Description of the task — Each line of the records must appear in your answer exactly, with no pictures.

Materials provided —
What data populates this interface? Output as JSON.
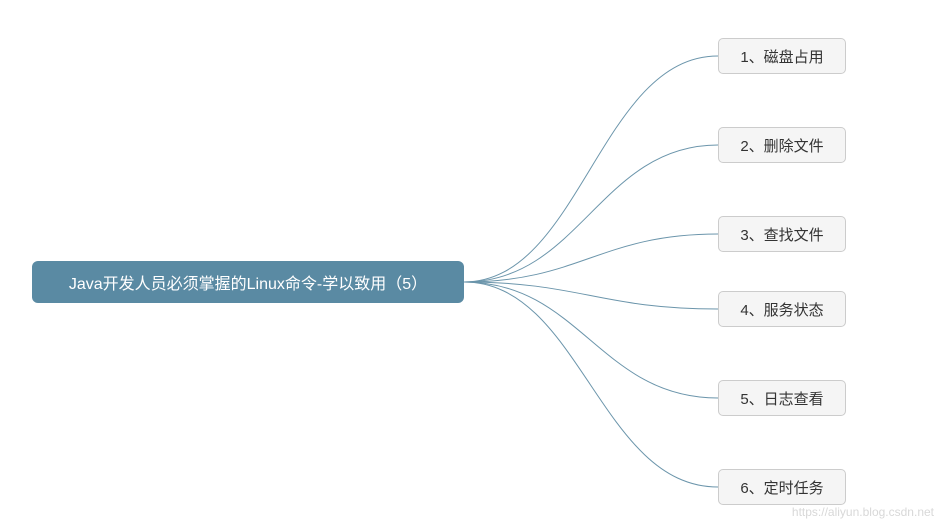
{
  "central": {
    "label": "Java开发人员必须掌握的Linux命令-学以致用（5）"
  },
  "children": [
    {
      "label": "1、磁盘占用"
    },
    {
      "label": "2、删除文件"
    },
    {
      "label": "3、查找文件"
    },
    {
      "label": "4、服务状态"
    },
    {
      "label": "5、日志查看"
    },
    {
      "label": "6、定时任务"
    }
  ],
  "watermark": "https://aliyun.blog.csdn.net"
}
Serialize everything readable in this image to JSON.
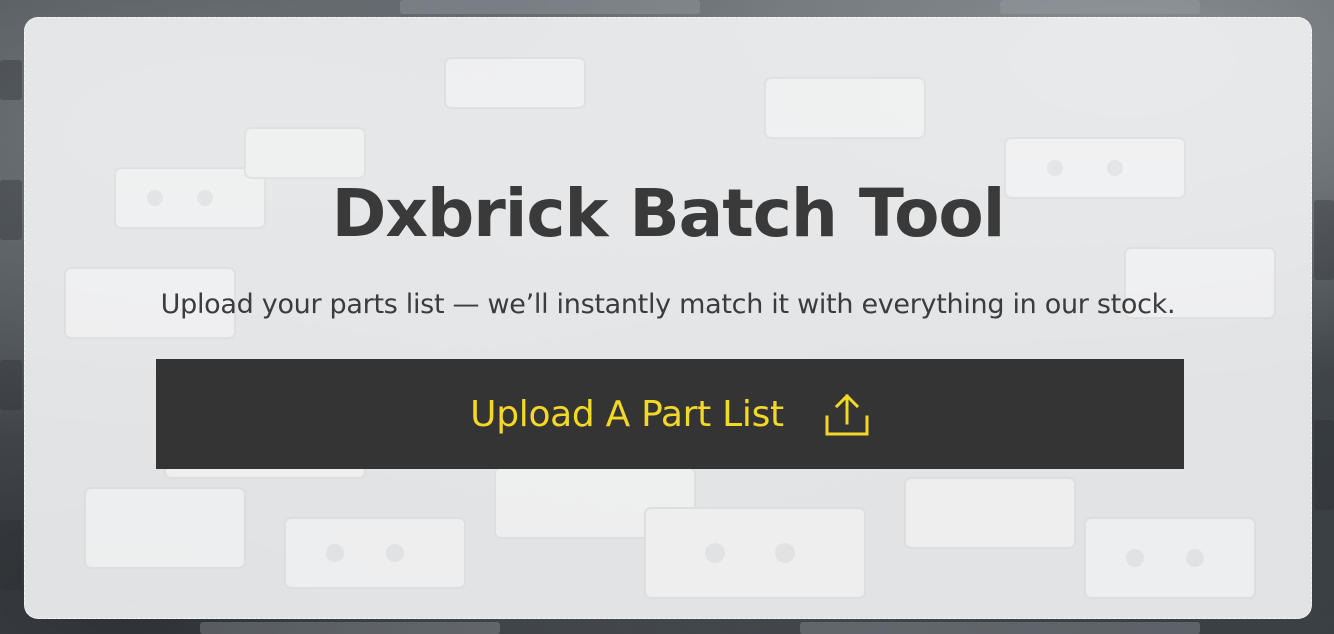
{
  "card": {
    "title": "Dxbrick Batch Tool",
    "subtitle": "Upload your parts list — we’ll instantly match it with everything in our stock."
  },
  "upload": {
    "label": "Upload A Part List",
    "icon": "upload-icon"
  },
  "colors": {
    "button_bg": "#343434",
    "button_text": "#f5d726",
    "title_text": "#3a3a3a"
  }
}
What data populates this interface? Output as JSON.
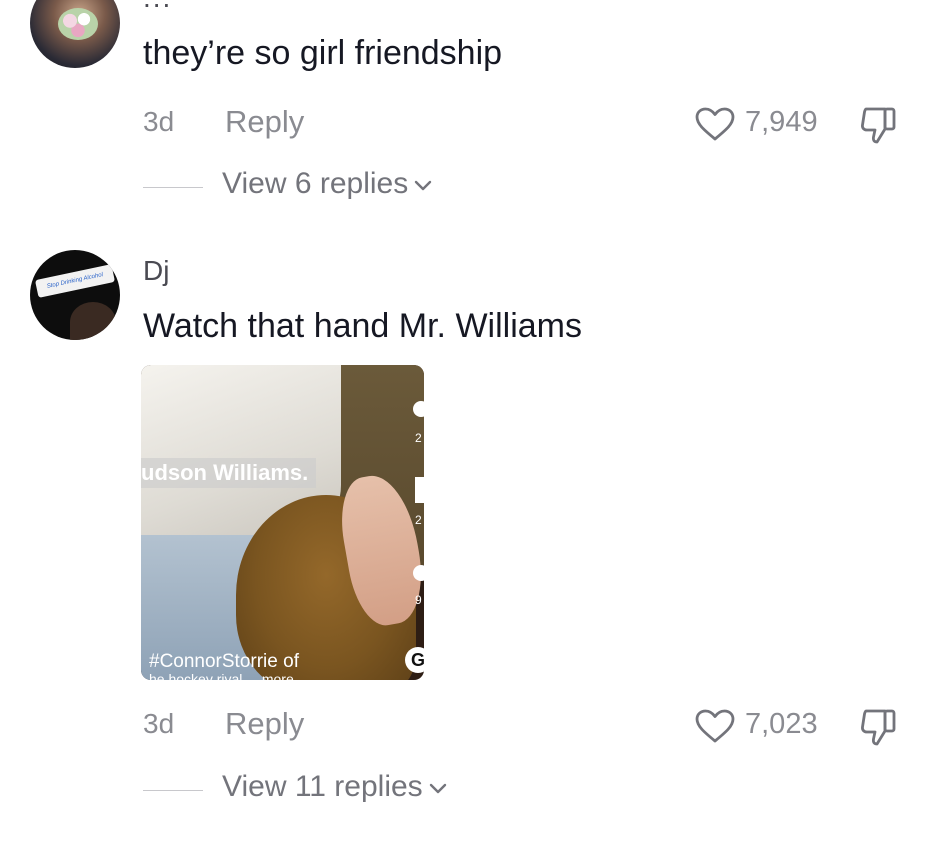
{
  "comments": [
    {
      "username": "...",
      "text": "they’re so girl friendship",
      "time": "3d",
      "reply_label": "Reply",
      "likes": "7,949",
      "view_replies": "View 6 replies"
    },
    {
      "username": "Dj",
      "text": "Watch that hand Mr. Williams",
      "avatar_sticker_text": "Stop Drinking Alcohol",
      "media": {
        "overlay_name": "udson Williams.",
        "caption": "#ConnorStorrie of",
        "caption_cut": "he hockey rival ... more",
        "side_nums": [
          "2",
          "2",
          "9"
        ],
        "badge": "G"
      },
      "time": "3d",
      "reply_label": "Reply",
      "likes": "7,023",
      "view_replies": "View 11 replies"
    }
  ],
  "icons": {
    "like": "heart-outline-icon",
    "dislike": "thumbs-down-icon",
    "expand": "chevron-down-icon"
  },
  "colors": {
    "text_primary": "#161823",
    "text_secondary": "#8a8b91",
    "view_replies": "#73747b"
  }
}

Solution to the exercise —
What data populates this interface? Output as JSON.
{
  "central": {
    "label": "Java开发人员必须掌握的Linux命令-学以致用（5）"
  },
  "children": [
    {
      "label": "1、磁盘占用"
    },
    {
      "label": "2、删除文件"
    },
    {
      "label": "3、查找文件"
    },
    {
      "label": "4、服务状态"
    },
    {
      "label": "5、日志查看"
    },
    {
      "label": "6、定时任务"
    }
  ],
  "watermark": "https://aliyun.blog.csdn.net"
}
Serialize everything readable in this image to JSON.
{
  "card": {
    "title": "Dxbrick Batch Tool",
    "subtitle": "Upload your parts list — we’ll instantly match it with everything in our stock."
  },
  "upload": {
    "label": "Upload A Part List",
    "icon": "upload-icon"
  },
  "colors": {
    "button_bg": "#343434",
    "button_text": "#f5d726",
    "title_text": "#3a3a3a"
  }
}
What data populates this interface? Output as JSON.
{
  "comments": [
    {
      "username": "...",
      "text": "they’re so girl friendship",
      "time": "3d",
      "reply_label": "Reply",
      "likes": "7,949",
      "view_replies": "View 6 replies"
    },
    {
      "username": "Dj",
      "text": "Watch that hand Mr. Williams",
      "avatar_sticker_text": "Stop Drinking Alcohol",
      "media": {
        "overlay_name": "udson Williams.",
        "caption": "#ConnorStorrie of",
        "caption_cut": "he hockey rival ... more",
        "side_nums": [
          "2",
          "2",
          "9"
        ],
        "badge": "G"
      },
      "time": "3d",
      "reply_label": "Reply",
      "likes": "7,023",
      "view_replies": "View 11 replies"
    }
  ],
  "icons": {
    "like": "heart-outline-icon",
    "dislike": "thumbs-down-icon",
    "expand": "chevron-down-icon"
  },
  "colors": {
    "text_primary": "#161823",
    "text_secondary": "#8a8b91",
    "view_replies": "#73747b"
  }
}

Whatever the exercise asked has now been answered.